“We chatted around what it takes to be successful as a region, what it meant to collaborate and the benefit of not only working together for the region but it allowed the companies within the area to also compete better,” he said.
Brodhead also highlighted a pair of study sessions he went on, one to view the urban, completely accessible forest and the other looking at the trail systems.
With Brodhead’s interest in whistle cessation and railway safety, he found a session on the latter a natural fit.
“It was heartening to hear that municipalities … across the country are taking a greater interest in what it means to have rails going through their community,” Brodhead said. “The reality of it is we need to stay on our national railways to make sure their infrastructure’s maintained.”
Heron, a member of the St. Albert smart city master plan steering committee, found herself on a panel with city staff from Halifax and Winnipeg talking about their different approaches to having a “smart city.” Smart city is about using technology as a tool in a variety of ways for municipalities.
“I think the people in the room were really appreciative of having a politician speaking to them,” Heron said, noting she talked about the alliance St. Albert has formed with post-secondary institutions and technology companies and about how politicians can use the data to drive better decisions. “I got swarmed afterwards.”

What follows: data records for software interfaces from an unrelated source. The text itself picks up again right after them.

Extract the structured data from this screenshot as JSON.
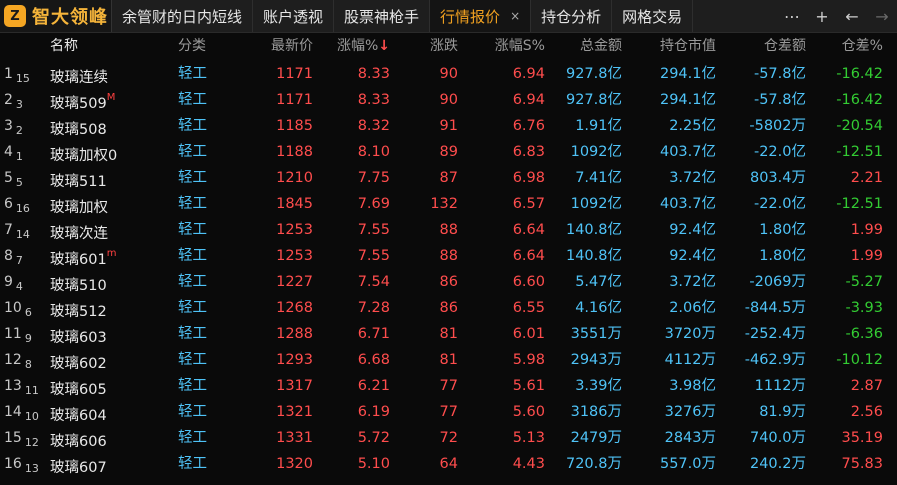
{
  "app": {
    "logo_text": "智大领峰",
    "logo_mark": "Z"
  },
  "tabs": [
    {
      "label": "余管财的日内短线",
      "active": false
    },
    {
      "label": "账户透视",
      "active": false
    },
    {
      "label": "股票神枪手",
      "active": false
    },
    {
      "label": "行情报价",
      "active": true,
      "close": "×"
    },
    {
      "label": "持仓分析",
      "active": false
    },
    {
      "label": "网格交易",
      "active": false
    }
  ],
  "toolbar": {
    "more": "⋯",
    "add": "+",
    "back": "←",
    "forward": "→"
  },
  "columns": {
    "name": "名称",
    "category": "分类",
    "price": "最新价",
    "change_pct": "涨幅%",
    "sort_indicator": "↓",
    "change": "涨跌",
    "amplitude": "涨幅S%",
    "amount": "总金额",
    "open_interest_value": "持仓市值",
    "oi_diff": "仓差额",
    "oi_change_pct": "仓差%"
  },
  "rows": [
    {
      "idx": "1",
      "sub": "15",
      "name": "玻璃连续",
      "mark": "",
      "cat": "轻工",
      "price": "1171",
      "pct": "8.33",
      "chg": "90",
      "amp": "6.94",
      "amount": "927.8亿",
      "oi": "294.1亿",
      "oidiff": "-57.8亿",
      "oichg": "-16.42",
      "oichg_dir": "down"
    },
    {
      "idx": "2",
      "sub": "3",
      "name": "玻璃509",
      "mark": "M",
      "cat": "轻工",
      "price": "1171",
      "pct": "8.33",
      "chg": "90",
      "amp": "6.94",
      "amount": "927.8亿",
      "oi": "294.1亿",
      "oidiff": "-57.8亿",
      "oichg": "-16.42",
      "oichg_dir": "down"
    },
    {
      "idx": "3",
      "sub": "2",
      "name": "玻璃508",
      "mark": "",
      "cat": "轻工",
      "price": "1185",
      "pct": "8.32",
      "chg": "91",
      "amp": "6.76",
      "amount": "1.91亿",
      "oi": "2.25亿",
      "oidiff": "-5802万",
      "oichg": "-20.54",
      "oichg_dir": "down"
    },
    {
      "idx": "4",
      "sub": "1",
      "name": "玻璃加权0",
      "mark": "",
      "cat": "轻工",
      "price": "1188",
      "pct": "8.10",
      "chg": "89",
      "amp": "6.83",
      "amount": "1092亿",
      "oi": "403.7亿",
      "oidiff": "-22.0亿",
      "oichg": "-12.51",
      "oichg_dir": "down"
    },
    {
      "idx": "5",
      "sub": "5",
      "name": "玻璃511",
      "mark": "",
      "cat": "轻工",
      "price": "1210",
      "pct": "7.75",
      "chg": "87",
      "amp": "6.98",
      "amount": "7.41亿",
      "oi": "3.72亿",
      "oidiff": "803.4万",
      "oichg": "2.21",
      "oichg_dir": "up"
    },
    {
      "idx": "6",
      "sub": "16",
      "name": "玻璃加权",
      "mark": "",
      "cat": "轻工",
      "price": "1845",
      "pct": "7.69",
      "chg": "132",
      "amp": "6.57",
      "amount": "1092亿",
      "oi": "403.7亿",
      "oidiff": "-22.0亿",
      "oichg": "-12.51",
      "oichg_dir": "down"
    },
    {
      "idx": "7",
      "sub": "14",
      "name": "玻璃次连",
      "mark": "",
      "cat": "轻工",
      "price": "1253",
      "pct": "7.55",
      "chg": "88",
      "amp": "6.64",
      "amount": "140.8亿",
      "oi": "92.4亿",
      "oidiff": "1.80亿",
      "oichg": "1.99",
      "oichg_dir": "up"
    },
    {
      "idx": "8",
      "sub": "7",
      "name": "玻璃601",
      "mark": "m",
      "cat": "轻工",
      "price": "1253",
      "pct": "7.55",
      "chg": "88",
      "amp": "6.64",
      "amount": "140.8亿",
      "oi": "92.4亿",
      "oidiff": "1.80亿",
      "oichg": "1.99",
      "oichg_dir": "up"
    },
    {
      "idx": "9",
      "sub": "4",
      "name": "玻璃510",
      "mark": "",
      "cat": "轻工",
      "price": "1227",
      "pct": "7.54",
      "chg": "86",
      "amp": "6.60",
      "amount": "5.47亿",
      "oi": "3.72亿",
      "oidiff": "-2069万",
      "oichg": "-5.27",
      "oichg_dir": "down"
    },
    {
      "idx": "10",
      "sub": "6",
      "name": "玻璃512",
      "mark": "",
      "cat": "轻工",
      "price": "1268",
      "pct": "7.28",
      "chg": "86",
      "amp": "6.55",
      "amount": "4.16亿",
      "oi": "2.06亿",
      "oidiff": "-844.5万",
      "oichg": "-3.93",
      "oichg_dir": "down"
    },
    {
      "idx": "11",
      "sub": "9",
      "name": "玻璃603",
      "mark": "",
      "cat": "轻工",
      "price": "1288",
      "pct": "6.71",
      "chg": "81",
      "amp": "6.01",
      "amount": "3551万",
      "oi": "3720万",
      "oidiff": "-252.4万",
      "oichg": "-6.36",
      "oichg_dir": "down"
    },
    {
      "idx": "12",
      "sub": "8",
      "name": "玻璃602",
      "mark": "",
      "cat": "轻工",
      "price": "1293",
      "pct": "6.68",
      "chg": "81",
      "amp": "5.98",
      "amount": "2943万",
      "oi": "4112万",
      "oidiff": "-462.9万",
      "oichg": "-10.12",
      "oichg_dir": "down"
    },
    {
      "idx": "13",
      "sub": "11",
      "name": "玻璃605",
      "mark": "",
      "cat": "轻工",
      "price": "1317",
      "pct": "6.21",
      "chg": "77",
      "amp": "5.61",
      "amount": "3.39亿",
      "oi": "3.98亿",
      "oidiff": "1112万",
      "oichg": "2.87",
      "oichg_dir": "up"
    },
    {
      "idx": "14",
      "sub": "10",
      "name": "玻璃604",
      "mark": "",
      "cat": "轻工",
      "price": "1321",
      "pct": "6.19",
      "chg": "77",
      "amp": "5.60",
      "amount": "3186万",
      "oi": "3276万",
      "oidiff": "81.9万",
      "oichg": "2.56",
      "oichg_dir": "up"
    },
    {
      "idx": "15",
      "sub": "12",
      "name": "玻璃606",
      "mark": "",
      "cat": "轻工",
      "price": "1331",
      "pct": "5.72",
      "chg": "72",
      "amp": "5.13",
      "amount": "2479万",
      "oi": "2843万",
      "oidiff": "740.0万",
      "oichg": "35.19",
      "oichg_dir": "up"
    },
    {
      "idx": "16",
      "sub": "13",
      "name": "玻璃607",
      "mark": "",
      "cat": "轻工",
      "price": "1320",
      "pct": "5.10",
      "chg": "64",
      "amp": "4.43",
      "amount": "720.8万",
      "oi": "557.0万",
      "oidiff": "240.2万",
      "oichg": "75.83",
      "oichg_dir": "up"
    }
  ],
  "colors": {
    "up": "#ff4d4d",
    "down": "#33cc33",
    "neutral": "#4fc3f7",
    "accent": "#f0a020"
  }
}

There is a trade show that runs as part of the conference, and Heron noted there was a smart city focus there as well.
“So the profile of St. Albert I think was really elevated nationally on our smart city initiative,” she said.
Heron said she finds the side conversations with other municipal officials the most beneficial, something Prefontaine echoed.

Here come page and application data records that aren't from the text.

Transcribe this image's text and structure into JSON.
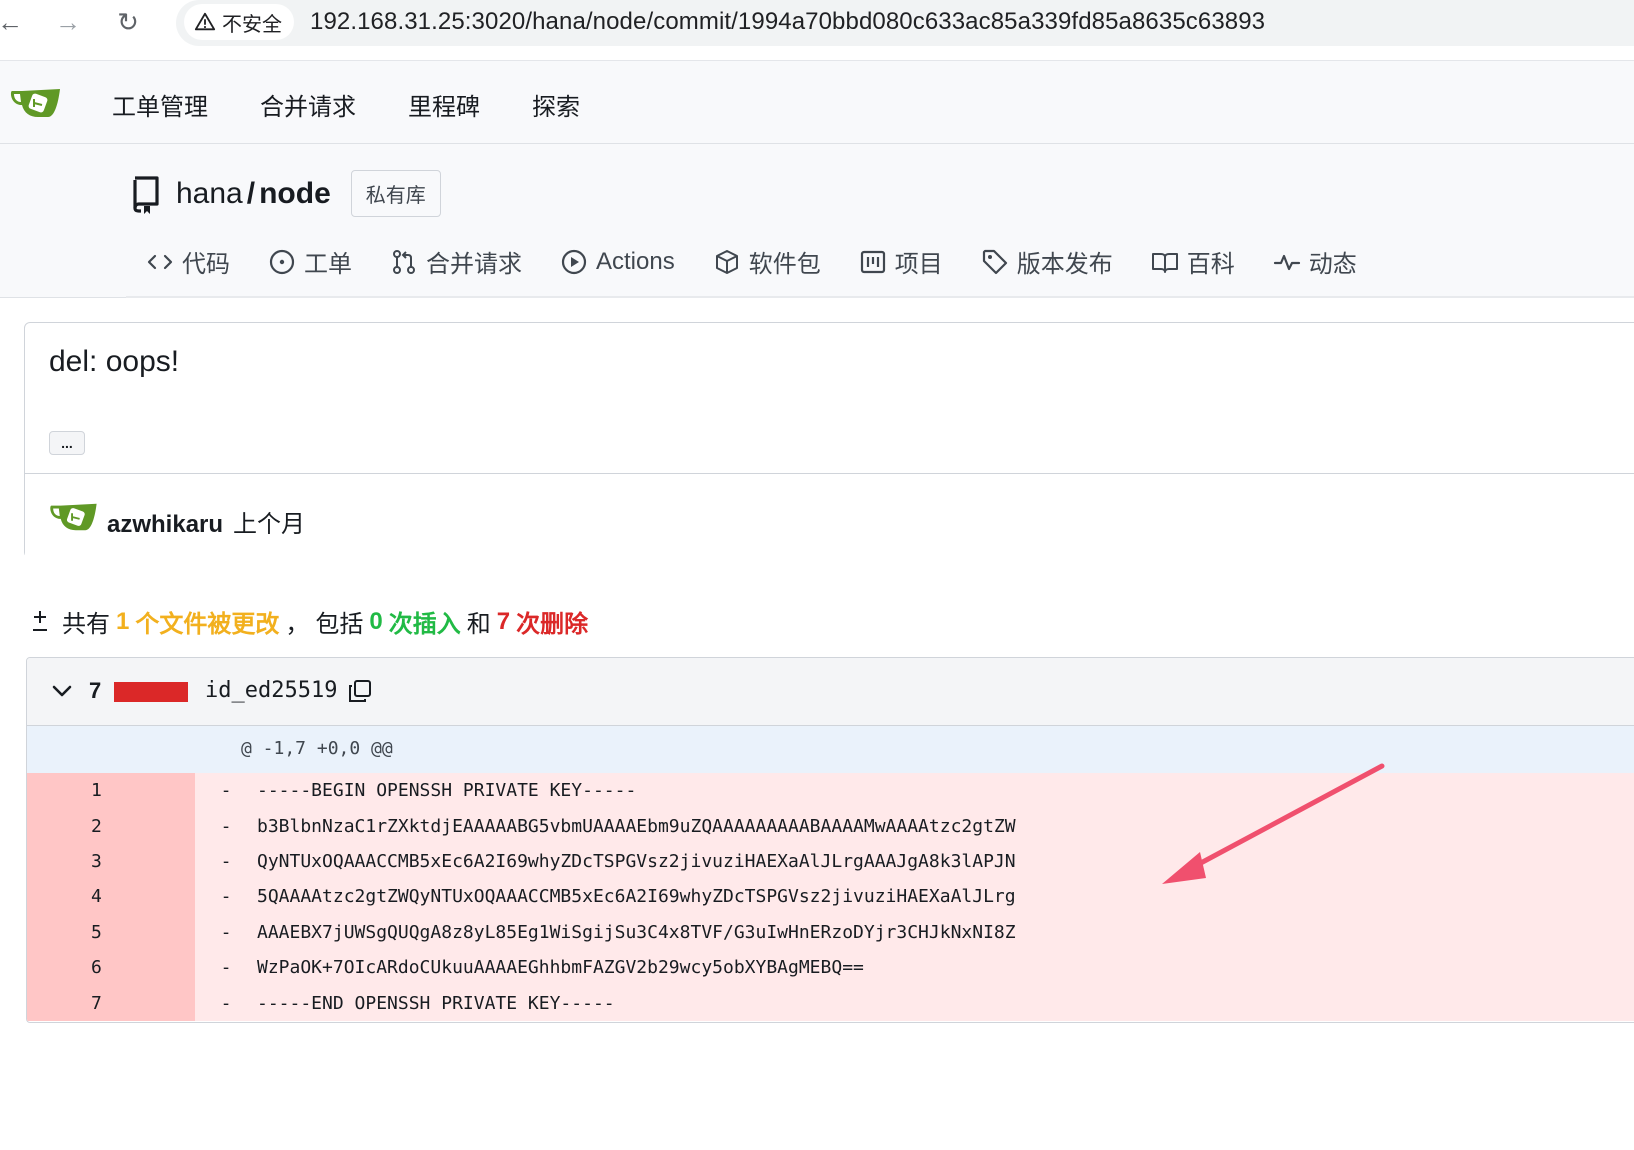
{
  "browser": {
    "back_glyph": "←",
    "forward_glyph": "→",
    "reload_glyph": "↻",
    "security_label": "不安全",
    "url": "192.168.31.25:3020/hana/node/commit/1994a70bbd080c633ac85a339fd85a8635c63893"
  },
  "header": {
    "nav": [
      "工单管理",
      "合并请求",
      "里程碑",
      "探索"
    ]
  },
  "repo": {
    "owner": "hana",
    "separator": "/",
    "name": "node",
    "badge": "私有库",
    "tabs": [
      {
        "label": "代码",
        "icon": "code-icon"
      },
      {
        "label": "工单",
        "icon": "issue-icon"
      },
      {
        "label": "合并请求",
        "icon": "pull-request-icon"
      },
      {
        "label": "Actions",
        "icon": "play-icon"
      },
      {
        "label": "软件包",
        "icon": "package-icon"
      },
      {
        "label": "项目",
        "icon": "project-icon"
      },
      {
        "label": "版本发布",
        "icon": "tag-icon"
      },
      {
        "label": "百科",
        "icon": "book-icon"
      },
      {
        "label": "动态",
        "icon": "pulse-icon"
      }
    ]
  },
  "commit": {
    "title": "del: oops!",
    "ellipsis": "...",
    "author": "azwhikaru",
    "time": "上个月"
  },
  "stats": {
    "prefix": "共有",
    "files_count": "1",
    "files_label": "个文件被更改",
    "comma": "，",
    "including": "包括",
    "insertions_count": "0",
    "insertions_label": "次插入",
    "and": "和",
    "deletions_count": "7",
    "deletions_label": "次删除"
  },
  "diff": {
    "deletions": "7",
    "file_name": "id_ed25519",
    "hunk_header": "@ -1,7 +0,0 @@",
    "lines": [
      {
        "num": "1",
        "sign": "-",
        "code": "-----BEGIN OPENSSH PRIVATE KEY-----"
      },
      {
        "num": "2",
        "sign": "-",
        "code": "b3BlbnNzaC1rZXktdjEAAAAABG5vbmUAAAAEbm9uZQAAAAAAAAABAAAAMwAAAAtzc2gtZW"
      },
      {
        "num": "3",
        "sign": "-",
        "code": "QyNTUxOQAAACCMB5xEc6A2I69whyZDcTSPGVsz2jivuziHAEXaAlJLrgAAAJgA8k3lAPJN"
      },
      {
        "num": "4",
        "sign": "-",
        "code": "5QAAAAtzc2gtZWQyNTUxOQAAACCMB5xEc6A2I69whyZDcTSPGVsz2jivuziHAEXaAlJLrg"
      },
      {
        "num": "5",
        "sign": "-",
        "code": "AAAEBX7jUWSgQUQgA8z8yL85Eg1WiSgijSu3C4x8TVF/G3uIwHnERzoDYjr3CHJkNxNI8Z"
      },
      {
        "num": "6",
        "sign": "-",
        "code": "WzPaOK+7OIcARdoCUkuuAAAAEGhhbmFAZGV2b29wcy5obXYBAgMEBQ=="
      },
      {
        "num": "7",
        "sign": "-",
        "code": "-----END OPENSSH PRIVATE KEY-----"
      }
    ]
  },
  "colors": {
    "annotation_arrow": "#f0506e",
    "deleted_row": "#ffe9ea",
    "deleted_gutter": "#ffc6c6",
    "hunk_bg": "#eaf2fb",
    "logo_green": "#609926"
  }
}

“It’s not so much the sessions themselves as the opportunity to sit and talk with people,” Prefontaine said. “The presentations are wonderful but they open up that conversation.”
Prefontaine went on a study tour that he found interesting because it showed the differences in approaches to how municipalities deal with the rivers that flow through them in different provinces.
“It was really interesting to see the different model that is utilized in Ontario compared to what’s been done in Alberta in terms of river (watershed) alliances,” he said.
Prefontaine stayed behind for some extra time to attend the Canada Green Building Council’s conference.
For Osborne, the main benefit came from connecting with other municipal leaders.
“I have a lot of interest in some of the social issues that communities across the country are dealing with so some good conversations around affordable housing, seniors housing, things like that,” he said.
Osborne said he thinks municipalities have a stronger voice when they work together towards a common message.
“I think FCM is kind of one of our stronger mechanisms for doing that,” he said.